▸ **Problem to work on**: Report every line in the records below that holds the word "name".

───

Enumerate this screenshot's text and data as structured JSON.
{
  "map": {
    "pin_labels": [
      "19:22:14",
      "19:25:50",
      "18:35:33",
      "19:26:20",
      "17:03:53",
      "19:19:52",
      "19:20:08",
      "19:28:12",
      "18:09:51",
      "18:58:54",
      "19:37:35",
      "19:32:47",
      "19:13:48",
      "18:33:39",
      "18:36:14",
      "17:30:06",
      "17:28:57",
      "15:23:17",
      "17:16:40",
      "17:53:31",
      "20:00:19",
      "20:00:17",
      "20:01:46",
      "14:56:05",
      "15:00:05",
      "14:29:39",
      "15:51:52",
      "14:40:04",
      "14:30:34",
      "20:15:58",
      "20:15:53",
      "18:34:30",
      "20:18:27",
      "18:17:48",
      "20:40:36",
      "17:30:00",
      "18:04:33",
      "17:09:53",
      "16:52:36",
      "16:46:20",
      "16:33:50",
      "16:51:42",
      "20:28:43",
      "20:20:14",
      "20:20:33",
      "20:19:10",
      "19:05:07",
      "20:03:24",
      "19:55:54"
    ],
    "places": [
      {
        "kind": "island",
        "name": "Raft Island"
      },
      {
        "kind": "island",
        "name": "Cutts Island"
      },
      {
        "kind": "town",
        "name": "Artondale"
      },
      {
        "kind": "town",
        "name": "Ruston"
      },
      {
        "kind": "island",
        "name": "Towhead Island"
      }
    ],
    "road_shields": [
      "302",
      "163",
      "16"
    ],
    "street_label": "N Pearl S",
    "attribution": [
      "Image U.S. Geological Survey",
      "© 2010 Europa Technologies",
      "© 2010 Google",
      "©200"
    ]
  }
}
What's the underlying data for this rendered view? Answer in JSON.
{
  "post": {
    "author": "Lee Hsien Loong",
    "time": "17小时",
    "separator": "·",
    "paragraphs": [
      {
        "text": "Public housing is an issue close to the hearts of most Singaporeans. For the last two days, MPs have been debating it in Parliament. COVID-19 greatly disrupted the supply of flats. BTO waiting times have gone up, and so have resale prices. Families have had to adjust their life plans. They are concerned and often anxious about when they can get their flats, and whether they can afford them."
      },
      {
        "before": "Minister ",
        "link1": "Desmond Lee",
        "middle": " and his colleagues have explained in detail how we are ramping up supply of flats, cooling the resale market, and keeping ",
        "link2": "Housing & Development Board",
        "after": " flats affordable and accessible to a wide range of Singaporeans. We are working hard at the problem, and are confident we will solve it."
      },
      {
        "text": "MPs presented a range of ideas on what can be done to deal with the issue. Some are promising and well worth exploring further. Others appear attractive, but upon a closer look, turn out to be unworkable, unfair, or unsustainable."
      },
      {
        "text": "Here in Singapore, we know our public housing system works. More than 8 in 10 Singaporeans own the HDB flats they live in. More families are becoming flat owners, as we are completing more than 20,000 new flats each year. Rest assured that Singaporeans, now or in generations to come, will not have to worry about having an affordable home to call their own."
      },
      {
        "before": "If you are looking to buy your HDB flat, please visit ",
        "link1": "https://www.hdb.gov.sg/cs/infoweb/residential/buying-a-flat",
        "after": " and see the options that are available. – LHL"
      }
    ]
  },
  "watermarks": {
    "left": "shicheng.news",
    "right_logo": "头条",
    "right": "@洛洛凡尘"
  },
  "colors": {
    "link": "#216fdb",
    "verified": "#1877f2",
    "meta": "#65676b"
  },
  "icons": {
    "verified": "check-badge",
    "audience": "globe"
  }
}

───

▸ **Exercise result**:
        "name": "Raft Island"
        "name": "Cutts Island"
        "name": "Artondale"
        "name": "Ruston"
        "name": "Towhead Island"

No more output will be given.